Neil shook himself and said, "Alright. Marshall, have all the exits sealed. I'm going to–"
"Ridiculous," my employer said sharply as she limped into the room. "Do you have any idea how many exits this building has? Well, neither do I, but there are quite a few, and unless your friend died in the last two minutes, there has been plenty of time for the murderer to escape. If escape was even part of the plan."
She had been looking Neil up and down as she spoke, and she continued, "No doubt your military service accustomed you to obedience from your subordinates, but Marshall doesn't fall into that category and neither do I. And perhaps it was sentimentality on my part to have hoped that the fact that you paint from time to time indicated a possible flexibility of temperament."
Neil was not intimidated, that was obvious. She could be somewhat overpowering at times, but it would have taken something far more impressive than a skinny reporter in a three-piece suit to intimidate him. He was holding his tongue now for a very different reason. The Jinx had expertise in many areas, but Jan Sleet was his best hope of solving this, and he knew it, even before her quick deductions about his history and hobbies.
From how abruptly he had returned to the hospital, I wondered if Dr. Lee, the leader of the Jinx, had sent him back, perhaps thinking that his precautions for Felix's safety hadn't been adequate. If this was true, and given that he had returned to find Felix dead, I could only imagine how much he wanted to know the murderer's name before making his next report.
"This is not a matter for just the Jinx, or just for U-town, or just for the hospital," my employer continued after a moment. " We are not the Scorpions, and this is not a territorial matter. Every single person involved, with one exception, wants the same thing.

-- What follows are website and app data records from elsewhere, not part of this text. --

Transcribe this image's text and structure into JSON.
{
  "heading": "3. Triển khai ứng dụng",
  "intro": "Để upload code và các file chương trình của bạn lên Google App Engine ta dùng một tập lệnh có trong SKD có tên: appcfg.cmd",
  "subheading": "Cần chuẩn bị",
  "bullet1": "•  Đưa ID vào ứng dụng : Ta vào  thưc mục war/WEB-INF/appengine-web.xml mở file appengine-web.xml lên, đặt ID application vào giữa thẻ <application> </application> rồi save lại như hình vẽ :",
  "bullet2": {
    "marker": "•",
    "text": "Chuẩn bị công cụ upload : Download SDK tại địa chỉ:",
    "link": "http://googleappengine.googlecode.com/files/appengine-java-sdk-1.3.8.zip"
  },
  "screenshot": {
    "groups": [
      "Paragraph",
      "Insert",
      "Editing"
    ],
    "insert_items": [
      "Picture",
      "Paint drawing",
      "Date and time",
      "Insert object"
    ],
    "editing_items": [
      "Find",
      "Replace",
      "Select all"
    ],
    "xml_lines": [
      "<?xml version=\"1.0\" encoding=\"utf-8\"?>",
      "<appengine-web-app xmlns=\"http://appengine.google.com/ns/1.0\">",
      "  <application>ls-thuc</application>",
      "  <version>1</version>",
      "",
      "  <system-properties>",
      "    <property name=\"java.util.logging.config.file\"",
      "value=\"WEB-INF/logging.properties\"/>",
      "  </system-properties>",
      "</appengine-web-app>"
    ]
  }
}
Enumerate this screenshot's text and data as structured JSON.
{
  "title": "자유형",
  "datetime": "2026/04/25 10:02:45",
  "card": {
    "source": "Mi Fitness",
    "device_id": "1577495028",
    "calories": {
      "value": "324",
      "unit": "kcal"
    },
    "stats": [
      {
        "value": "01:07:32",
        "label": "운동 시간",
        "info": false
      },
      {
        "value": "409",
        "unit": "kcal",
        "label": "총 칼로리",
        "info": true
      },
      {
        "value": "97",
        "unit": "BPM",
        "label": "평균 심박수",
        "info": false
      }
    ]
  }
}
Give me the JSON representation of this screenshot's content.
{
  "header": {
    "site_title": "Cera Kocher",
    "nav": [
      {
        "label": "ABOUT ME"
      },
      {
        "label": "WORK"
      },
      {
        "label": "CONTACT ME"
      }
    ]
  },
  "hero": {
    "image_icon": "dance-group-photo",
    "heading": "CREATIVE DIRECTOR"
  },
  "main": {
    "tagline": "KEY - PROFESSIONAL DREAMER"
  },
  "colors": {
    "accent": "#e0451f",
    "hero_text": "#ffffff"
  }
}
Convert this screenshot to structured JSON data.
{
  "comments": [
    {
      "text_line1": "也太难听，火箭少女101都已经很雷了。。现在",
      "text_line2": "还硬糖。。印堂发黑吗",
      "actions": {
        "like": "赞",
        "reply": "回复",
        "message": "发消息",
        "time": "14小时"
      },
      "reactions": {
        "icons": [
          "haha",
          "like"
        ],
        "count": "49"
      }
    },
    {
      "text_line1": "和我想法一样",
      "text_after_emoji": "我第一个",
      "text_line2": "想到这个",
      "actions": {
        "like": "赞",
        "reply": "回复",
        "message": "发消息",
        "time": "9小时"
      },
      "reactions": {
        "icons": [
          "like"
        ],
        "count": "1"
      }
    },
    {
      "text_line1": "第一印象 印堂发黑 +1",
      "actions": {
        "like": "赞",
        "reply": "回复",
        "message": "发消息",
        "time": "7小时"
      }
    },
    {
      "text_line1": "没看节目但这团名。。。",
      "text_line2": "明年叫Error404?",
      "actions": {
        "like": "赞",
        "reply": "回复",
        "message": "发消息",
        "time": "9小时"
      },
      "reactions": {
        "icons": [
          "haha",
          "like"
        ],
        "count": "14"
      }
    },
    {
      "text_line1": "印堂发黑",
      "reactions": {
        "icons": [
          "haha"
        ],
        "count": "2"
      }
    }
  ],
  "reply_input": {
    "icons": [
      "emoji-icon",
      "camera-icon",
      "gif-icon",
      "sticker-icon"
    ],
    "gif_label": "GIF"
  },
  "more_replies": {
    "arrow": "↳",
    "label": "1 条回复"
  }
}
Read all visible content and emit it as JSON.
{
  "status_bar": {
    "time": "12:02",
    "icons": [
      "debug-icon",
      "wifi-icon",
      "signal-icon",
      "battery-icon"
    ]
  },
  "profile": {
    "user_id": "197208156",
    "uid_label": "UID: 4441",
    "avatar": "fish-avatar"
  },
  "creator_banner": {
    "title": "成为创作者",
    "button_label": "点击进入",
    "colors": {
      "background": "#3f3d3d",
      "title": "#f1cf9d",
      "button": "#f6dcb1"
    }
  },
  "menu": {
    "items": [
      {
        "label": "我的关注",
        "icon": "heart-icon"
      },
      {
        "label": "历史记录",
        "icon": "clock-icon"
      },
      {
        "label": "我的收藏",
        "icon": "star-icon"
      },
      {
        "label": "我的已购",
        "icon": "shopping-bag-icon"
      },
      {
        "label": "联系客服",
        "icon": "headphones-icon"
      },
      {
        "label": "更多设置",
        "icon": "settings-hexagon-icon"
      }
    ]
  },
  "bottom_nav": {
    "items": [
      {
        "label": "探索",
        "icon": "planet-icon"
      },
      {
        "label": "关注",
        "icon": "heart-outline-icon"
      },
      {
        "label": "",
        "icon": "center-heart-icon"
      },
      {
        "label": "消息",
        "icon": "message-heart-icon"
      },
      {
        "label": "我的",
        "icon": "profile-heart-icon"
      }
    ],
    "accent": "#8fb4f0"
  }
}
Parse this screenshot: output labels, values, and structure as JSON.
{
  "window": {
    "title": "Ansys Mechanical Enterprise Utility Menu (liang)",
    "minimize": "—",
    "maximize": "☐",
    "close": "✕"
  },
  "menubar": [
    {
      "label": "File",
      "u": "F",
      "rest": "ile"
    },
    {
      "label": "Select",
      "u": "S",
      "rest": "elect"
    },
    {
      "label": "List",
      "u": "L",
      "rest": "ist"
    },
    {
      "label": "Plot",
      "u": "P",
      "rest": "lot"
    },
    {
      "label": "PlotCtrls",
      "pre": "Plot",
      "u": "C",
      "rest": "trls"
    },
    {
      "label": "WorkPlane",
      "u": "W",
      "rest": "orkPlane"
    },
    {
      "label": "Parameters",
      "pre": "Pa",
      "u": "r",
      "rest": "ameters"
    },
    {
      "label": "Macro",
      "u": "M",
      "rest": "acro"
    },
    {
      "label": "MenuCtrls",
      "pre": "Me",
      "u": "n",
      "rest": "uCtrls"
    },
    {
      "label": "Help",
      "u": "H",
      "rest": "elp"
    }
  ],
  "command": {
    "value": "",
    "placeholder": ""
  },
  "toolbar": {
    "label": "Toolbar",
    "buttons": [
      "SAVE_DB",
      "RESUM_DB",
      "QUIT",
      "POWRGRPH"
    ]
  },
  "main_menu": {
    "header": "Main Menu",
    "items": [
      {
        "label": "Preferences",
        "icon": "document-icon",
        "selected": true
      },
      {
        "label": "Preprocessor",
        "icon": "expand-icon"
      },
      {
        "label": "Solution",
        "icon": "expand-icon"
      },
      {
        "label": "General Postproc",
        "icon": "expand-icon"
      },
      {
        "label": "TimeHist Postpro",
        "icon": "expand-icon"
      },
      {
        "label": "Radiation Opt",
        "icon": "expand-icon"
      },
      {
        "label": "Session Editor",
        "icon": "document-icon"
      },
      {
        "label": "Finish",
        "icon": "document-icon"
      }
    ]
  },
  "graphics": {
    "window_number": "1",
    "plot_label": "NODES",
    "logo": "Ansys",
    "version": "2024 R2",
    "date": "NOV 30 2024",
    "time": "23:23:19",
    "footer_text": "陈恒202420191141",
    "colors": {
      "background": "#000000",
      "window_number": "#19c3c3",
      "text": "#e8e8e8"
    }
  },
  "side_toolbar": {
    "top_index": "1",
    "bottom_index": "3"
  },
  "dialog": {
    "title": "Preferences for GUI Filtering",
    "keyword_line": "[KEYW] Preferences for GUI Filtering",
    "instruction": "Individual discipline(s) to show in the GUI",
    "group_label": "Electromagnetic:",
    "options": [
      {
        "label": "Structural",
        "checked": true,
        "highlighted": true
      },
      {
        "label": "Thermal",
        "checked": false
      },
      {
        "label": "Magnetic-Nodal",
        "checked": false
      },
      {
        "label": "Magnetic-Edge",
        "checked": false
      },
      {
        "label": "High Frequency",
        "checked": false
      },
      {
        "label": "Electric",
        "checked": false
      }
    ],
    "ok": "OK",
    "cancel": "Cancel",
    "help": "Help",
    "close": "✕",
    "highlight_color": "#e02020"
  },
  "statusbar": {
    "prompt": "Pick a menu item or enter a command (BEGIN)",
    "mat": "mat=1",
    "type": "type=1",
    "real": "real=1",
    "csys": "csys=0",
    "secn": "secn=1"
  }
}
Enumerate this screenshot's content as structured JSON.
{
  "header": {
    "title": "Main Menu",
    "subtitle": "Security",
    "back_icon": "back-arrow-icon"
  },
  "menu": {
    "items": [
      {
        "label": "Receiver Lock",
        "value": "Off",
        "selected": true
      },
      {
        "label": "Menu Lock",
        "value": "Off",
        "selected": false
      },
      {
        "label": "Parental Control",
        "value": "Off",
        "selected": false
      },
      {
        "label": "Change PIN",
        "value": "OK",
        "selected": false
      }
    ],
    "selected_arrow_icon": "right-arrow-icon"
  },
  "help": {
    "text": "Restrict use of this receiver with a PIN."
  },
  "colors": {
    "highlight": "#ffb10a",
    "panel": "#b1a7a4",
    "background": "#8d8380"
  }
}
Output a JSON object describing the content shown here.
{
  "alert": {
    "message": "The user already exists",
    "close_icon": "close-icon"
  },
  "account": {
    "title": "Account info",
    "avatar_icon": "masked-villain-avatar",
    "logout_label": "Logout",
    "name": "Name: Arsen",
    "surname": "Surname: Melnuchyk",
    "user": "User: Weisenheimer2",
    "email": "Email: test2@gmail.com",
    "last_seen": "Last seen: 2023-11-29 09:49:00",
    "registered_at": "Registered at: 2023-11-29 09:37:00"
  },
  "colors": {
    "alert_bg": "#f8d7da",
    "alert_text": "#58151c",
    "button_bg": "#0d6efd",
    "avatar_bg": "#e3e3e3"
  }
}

And I'm going to be in charge, not because I outrank you in some way, but because I'm the best equipped to figure this out."